A Delhi court on Friday adjourned the order of framing charges against politician Shashi Tharoor in the Sunanda Pushkar death case. The order has been postponed to July 27.
This adjournment by Judge Geetanjali Goel comes after the court on June 16 postponed the order of framing charges to July 2. Read here.
In January 2014, Pushkar, a diplomat and then-wife of former United Nations diplomat Shashi Tharoor, was found dead in their hotel suite in Delhi’s posh Chanakyapuri. She was earlier believed to have died by suicide by an apparent drug overdose, but medical reports later indicated her death was unnatural.
In 2015 the Delhi Police filed an FIR in the case and in 2018, Tharoor was charged in the case under various sections, including abetment to suicide. A verdict in the case is pending. Tharoor is out on bail. Follow Pushkar’s case here.
Sunanda Pushkar Death Case: Here’s The Latest
Prosecutors in the Rouse Avenue Court argued Pushkar had suffered marital cruelty, which is also one of the charges against Tharoor, and that her death was not accidental, as post-mortem reports had revealed. They have called for charges of abetment to suicide, marital cruelty (sections 306 and 498A) and murder (section 302) to be framed against the 65-year-old, as per Live Law.
Vikas Pahwa, counsel for Tharoor, said there was “no definite opinion” on the cause of Pushkar’s death, which had neither been ruled a suicide nor a homicide. Without the determination of suicide, he argued, charges of section 306 (abetment) could not be framed against Tharoor.

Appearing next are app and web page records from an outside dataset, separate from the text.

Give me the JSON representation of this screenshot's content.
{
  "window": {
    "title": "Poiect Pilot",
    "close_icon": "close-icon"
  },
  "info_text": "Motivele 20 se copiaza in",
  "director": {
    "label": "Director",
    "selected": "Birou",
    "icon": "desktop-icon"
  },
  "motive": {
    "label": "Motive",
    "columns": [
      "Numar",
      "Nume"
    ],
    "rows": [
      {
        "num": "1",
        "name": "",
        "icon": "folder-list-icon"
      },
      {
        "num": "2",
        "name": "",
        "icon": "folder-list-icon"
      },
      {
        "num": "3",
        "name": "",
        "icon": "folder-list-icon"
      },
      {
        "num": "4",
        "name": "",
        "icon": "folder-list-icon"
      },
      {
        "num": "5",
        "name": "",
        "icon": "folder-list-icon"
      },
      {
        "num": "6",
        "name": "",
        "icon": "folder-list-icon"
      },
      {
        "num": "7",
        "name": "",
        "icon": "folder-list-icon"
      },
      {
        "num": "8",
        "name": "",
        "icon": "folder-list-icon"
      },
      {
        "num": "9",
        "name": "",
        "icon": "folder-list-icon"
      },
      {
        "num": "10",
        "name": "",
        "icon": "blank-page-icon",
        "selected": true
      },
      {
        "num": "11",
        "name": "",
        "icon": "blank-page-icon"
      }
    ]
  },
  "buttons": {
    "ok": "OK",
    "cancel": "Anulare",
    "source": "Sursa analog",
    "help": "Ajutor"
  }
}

Who was Sunanda Pushkar?
Pushkar was an Indian-Canadian businesswoman who worked as a sales director in Dubai. She also held stakes in Rendezvous Sports World but later gave up her equity after allegations of corruption against her husband Tharoor.
In days preceding her death, Pushkar and Tharoor found themselves in a Twitter controversy, after alleged messages sent to the latter by Pakistani journalist Mehr Tarar began doing rounds. This raised suspicion of an alleged extramarital affair. The couple in a joint statement cleared they were happily married and facts had been misrepresented.